The difficulty of state-building is exacerbated by the view that the efforts made to learn and apply governance (by many Nepali civil servants and managers of for-profit and not-for-profit organizations) are undermined by opposing intentions to take state power and lead the country in a specific political direction. The Maoists are generally considered to be a force motivated by the latter. On 5 November 2009, the Himalayan limes published, after an interview with Maoist leader Baburam Bhattarai, an article entitled “What do the Maoists really want?” Here an excerpt:
‘In order to reach a resolution, the Maoists need to dispel the confusion over their real political intentions. Major parties have cast serious doubts about the Maoists’ commitment to multiparty democracy and fear an authoritarian regime. Many have inferred that the Maoists’ real intention is to capture state power through revolution. [...] But allaying these apprehensions, Dr Bhattarai said that the party has realized its weakness as its inability to send out a uniform message to the public and party cadres. [...} “We want to put to rest this prevailing confusion. Revolution is not our official line.” The Maoists are also working towards the formation of a unity government since they realized that exclusion of the Nepali Congress was a mistake. Though they have staked claim on the right to lead the new government, they may not insist on it).
Dev Raj Dahal, during an interview at the Friedrich-Ebert-Stiftung office, distributed the responsibility among all the parties:

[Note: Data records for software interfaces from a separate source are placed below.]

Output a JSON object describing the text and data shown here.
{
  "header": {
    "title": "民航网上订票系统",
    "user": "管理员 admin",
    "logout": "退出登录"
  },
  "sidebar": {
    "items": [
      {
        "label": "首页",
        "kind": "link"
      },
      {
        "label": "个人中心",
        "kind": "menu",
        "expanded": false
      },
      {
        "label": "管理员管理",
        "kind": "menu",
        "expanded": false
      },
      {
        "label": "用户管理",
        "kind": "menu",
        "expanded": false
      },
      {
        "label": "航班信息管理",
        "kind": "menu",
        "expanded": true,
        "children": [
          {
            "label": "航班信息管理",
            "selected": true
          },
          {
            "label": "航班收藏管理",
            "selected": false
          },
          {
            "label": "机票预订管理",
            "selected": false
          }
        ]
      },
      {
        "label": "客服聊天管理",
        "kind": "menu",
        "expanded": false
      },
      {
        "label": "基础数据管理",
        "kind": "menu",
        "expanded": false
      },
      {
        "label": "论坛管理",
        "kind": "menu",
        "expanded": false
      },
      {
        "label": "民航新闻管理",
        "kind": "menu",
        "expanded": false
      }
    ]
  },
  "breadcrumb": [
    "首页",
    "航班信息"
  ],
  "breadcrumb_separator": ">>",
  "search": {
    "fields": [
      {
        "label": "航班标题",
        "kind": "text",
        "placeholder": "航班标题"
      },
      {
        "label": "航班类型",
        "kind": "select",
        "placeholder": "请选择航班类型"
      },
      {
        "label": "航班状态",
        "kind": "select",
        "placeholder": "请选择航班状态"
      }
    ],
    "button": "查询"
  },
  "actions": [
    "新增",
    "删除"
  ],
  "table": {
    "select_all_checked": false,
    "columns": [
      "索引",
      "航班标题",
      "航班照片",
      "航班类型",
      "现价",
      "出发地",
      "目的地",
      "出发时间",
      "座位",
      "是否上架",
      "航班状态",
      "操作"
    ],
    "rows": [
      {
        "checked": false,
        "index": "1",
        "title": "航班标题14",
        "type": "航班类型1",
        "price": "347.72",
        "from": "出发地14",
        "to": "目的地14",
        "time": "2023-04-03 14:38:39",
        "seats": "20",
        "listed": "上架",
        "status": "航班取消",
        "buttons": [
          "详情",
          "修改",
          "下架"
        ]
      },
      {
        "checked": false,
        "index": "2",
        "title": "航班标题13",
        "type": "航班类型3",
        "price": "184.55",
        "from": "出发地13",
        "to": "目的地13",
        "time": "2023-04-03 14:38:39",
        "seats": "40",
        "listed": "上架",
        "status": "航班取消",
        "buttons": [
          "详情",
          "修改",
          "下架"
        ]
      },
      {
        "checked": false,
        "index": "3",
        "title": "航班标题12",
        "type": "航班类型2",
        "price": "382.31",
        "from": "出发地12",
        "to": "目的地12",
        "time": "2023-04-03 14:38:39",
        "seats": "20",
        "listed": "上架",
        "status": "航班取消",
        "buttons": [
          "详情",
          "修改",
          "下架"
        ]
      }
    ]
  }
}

Faced with Maoist threat of revolt and National Congress’s search for a national government, the coalition led by CPN-UML (UML was ruling Nepal then: Ed) feels insecure to take any national initiative. Principles, processes and institutional mechanisms are subordinated to the imperative of coalition principles. The dilemma between dissolution of feudal land system versus recognition of property rights, provision of social security versus weak tax base, commitment to democracy versus old political culture of patronage, rights- based discourse versus militarization of society, etc., exposes the manifest gap between promise and practice of Nepalese political leadership.
Furthermore, there is distrust against communists generally as regards the democratic agenda. In view of historic development in Cambodia, Laos, Vietnam, North Korea and China, to speak of the Asian sphere alone, only the convinced Maoists adhere to a possible People’s Government. Many Nepali voters who gave the Maoists their vote on election day meant to bring them into the democratic dialogue and stop them from returning to the jungle. These electors, however, did not want a communist “People’s Parliament” but a multiparty system.
The state-building project requires at least five inter-related areas of concentration:
1. Capacity-building and institutionalizing of the high-level political mechanisms in view of constitution-making.
2. Defining the nature of federalism and the political, economic and social mechanisms of “state to center” and “state to state” systems.
3. Implementing and monitoring the multi-track peace process through the human rights code of conduct on the one hand and the application of governance on the other.
4. Joining of stakeholders in (re)building projects with empowering inclusion of conflict victims.
5. Implementing local peace committees for social healing and conflict mediation while educating about federalism.
In view of the fact that citizens despair at the continuation of violence and the deadlock in political circles, a bottom-up approach may be the appropriate strategy of the hour. The people of Nepal may move ahead with the fulfillment of the five points cited above, to the best of their abilities and means, unabated and bypassing manifestations of inertia or power struggles. Maybe then the leaders will unite. As Gandhi once said, “There go my people. I must follow them, because I am their leader.”
From author’s book with permission: Nepal: Zone of Peace. Thanks: Chief Ed.